Have you been thinking about the recent spate of convulsions over sexual bad behavior? The Harvey Weinsteins et al? I have. Here's a thought on that topic.
What do they all have in common? The perpetrators are men "at the top of their game". Without attempting to excuse or rationalize such behavior, we could posit that there is a biological, perhaps hormonal, psychological or neurological component. A man (maybe a woman, too; I don't know) who is successful and feeling that rush of achievement becomes like a teenager who has delusions of immortality and omnipotence. My teenage kids (and no doubt I, too, at that age) exhibit irrational overconfidence. With that rush may come an exaggerated sense of appeal to the opposite sex. Could this be what told those bad men that their bad behavior would be ok? If we can understand the biology of the teenage brain, can we also understand the biology of the workplace sexual abuser?
I am not the first to ask this question. Our local paper published "Power is not only an aphrodisiac, it does weird things to some of us" (http://www.sfgate.com/opinion/article/Power-is-not-only-an-aphrodisiac-it-does-weird-2546085.php) ten years ago. Crazed schmuck Henry Kissinger famously said that power is "the ultimate aphrodisiac." My own parents (RIP) observed that limousines are for sex. Not that they got to have it that way.

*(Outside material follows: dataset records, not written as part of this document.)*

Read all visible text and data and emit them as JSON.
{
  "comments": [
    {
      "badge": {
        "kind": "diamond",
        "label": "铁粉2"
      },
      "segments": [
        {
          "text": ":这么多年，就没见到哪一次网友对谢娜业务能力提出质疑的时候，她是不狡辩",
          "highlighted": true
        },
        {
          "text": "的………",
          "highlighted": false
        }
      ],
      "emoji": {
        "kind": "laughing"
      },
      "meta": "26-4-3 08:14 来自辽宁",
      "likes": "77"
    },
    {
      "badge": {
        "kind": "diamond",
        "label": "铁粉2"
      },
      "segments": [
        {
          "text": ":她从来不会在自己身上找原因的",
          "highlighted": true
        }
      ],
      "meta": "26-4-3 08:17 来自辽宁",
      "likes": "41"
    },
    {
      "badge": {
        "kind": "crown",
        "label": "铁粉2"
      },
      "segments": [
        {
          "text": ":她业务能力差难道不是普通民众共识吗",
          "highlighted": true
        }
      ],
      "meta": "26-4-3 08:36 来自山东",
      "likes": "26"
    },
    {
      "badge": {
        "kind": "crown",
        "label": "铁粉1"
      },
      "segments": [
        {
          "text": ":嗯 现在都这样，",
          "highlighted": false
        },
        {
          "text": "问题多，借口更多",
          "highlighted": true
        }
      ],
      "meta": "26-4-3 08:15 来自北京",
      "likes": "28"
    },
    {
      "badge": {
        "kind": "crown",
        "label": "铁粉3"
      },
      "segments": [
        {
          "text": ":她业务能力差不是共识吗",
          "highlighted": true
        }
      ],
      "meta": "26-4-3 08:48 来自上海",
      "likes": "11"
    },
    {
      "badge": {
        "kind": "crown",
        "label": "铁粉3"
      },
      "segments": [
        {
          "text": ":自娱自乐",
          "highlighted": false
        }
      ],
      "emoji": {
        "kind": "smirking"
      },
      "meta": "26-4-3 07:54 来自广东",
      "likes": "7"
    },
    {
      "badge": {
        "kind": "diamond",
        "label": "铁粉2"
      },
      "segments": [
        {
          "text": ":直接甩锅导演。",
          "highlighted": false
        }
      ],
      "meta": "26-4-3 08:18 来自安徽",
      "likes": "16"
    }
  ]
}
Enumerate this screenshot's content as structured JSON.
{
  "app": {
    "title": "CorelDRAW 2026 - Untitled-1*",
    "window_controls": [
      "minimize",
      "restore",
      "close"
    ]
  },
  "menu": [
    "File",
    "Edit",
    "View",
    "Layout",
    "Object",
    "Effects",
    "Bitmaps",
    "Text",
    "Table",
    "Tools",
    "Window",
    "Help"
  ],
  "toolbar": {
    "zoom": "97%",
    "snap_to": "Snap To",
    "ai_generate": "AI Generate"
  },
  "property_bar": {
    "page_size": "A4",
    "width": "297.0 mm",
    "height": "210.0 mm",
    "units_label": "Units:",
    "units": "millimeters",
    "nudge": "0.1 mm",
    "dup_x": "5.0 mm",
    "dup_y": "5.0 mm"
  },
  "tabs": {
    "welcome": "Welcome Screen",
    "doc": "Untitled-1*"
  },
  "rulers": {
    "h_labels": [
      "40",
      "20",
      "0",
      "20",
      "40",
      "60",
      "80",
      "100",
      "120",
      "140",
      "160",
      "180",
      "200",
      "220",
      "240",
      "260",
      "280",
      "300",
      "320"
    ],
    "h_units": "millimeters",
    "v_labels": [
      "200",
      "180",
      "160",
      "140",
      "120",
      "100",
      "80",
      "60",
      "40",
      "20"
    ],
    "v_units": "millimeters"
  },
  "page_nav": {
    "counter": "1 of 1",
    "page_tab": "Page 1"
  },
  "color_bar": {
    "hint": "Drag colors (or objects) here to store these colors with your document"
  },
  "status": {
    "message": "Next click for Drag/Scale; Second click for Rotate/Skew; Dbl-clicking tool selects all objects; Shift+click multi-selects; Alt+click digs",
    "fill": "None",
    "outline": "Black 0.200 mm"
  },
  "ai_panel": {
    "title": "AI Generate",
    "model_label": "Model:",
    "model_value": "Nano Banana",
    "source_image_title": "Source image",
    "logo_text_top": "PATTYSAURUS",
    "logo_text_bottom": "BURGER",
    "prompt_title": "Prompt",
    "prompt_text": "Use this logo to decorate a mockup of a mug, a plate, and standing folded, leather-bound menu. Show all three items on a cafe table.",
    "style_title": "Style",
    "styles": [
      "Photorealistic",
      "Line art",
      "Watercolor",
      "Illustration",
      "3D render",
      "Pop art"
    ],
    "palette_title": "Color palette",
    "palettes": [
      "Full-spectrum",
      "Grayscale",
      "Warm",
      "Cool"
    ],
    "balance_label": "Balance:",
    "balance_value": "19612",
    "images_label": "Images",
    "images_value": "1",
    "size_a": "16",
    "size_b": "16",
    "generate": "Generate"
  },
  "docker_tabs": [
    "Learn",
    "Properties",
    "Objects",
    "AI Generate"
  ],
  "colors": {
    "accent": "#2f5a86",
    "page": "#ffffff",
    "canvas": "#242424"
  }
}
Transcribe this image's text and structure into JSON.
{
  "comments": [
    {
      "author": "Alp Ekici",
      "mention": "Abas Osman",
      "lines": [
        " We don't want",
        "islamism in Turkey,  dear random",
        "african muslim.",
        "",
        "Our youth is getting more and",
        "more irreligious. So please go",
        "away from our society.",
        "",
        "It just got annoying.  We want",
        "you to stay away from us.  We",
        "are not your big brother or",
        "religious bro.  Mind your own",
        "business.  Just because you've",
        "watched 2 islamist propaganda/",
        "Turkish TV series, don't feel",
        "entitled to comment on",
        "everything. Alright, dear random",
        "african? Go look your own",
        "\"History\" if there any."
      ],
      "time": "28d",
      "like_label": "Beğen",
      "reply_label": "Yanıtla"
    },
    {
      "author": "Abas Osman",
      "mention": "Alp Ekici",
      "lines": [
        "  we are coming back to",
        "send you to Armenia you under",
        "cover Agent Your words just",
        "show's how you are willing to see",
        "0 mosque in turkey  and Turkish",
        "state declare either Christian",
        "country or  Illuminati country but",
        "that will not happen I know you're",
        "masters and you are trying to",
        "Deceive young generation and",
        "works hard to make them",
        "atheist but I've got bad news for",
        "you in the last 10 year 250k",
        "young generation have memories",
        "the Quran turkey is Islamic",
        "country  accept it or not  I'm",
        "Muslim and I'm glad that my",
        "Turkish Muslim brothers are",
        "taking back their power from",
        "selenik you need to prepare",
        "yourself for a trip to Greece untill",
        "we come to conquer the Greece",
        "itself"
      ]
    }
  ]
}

Maybe the sensation of power and that "top of the game" feeling turns us back into teenagers. In his witless way, the ultra-schmuck Trump with his "grab 'em by the pussy" comment expressed this. Even so, exploitive, misogynistic and abusive behavior is under no circumstances acceptable. My unremarkable theory -- shall we call it "Dan's postulate of the alpha male?" -- may help us understand what drives it, recognize it when it could occur, and prevent it. Let's have no more #MeToos!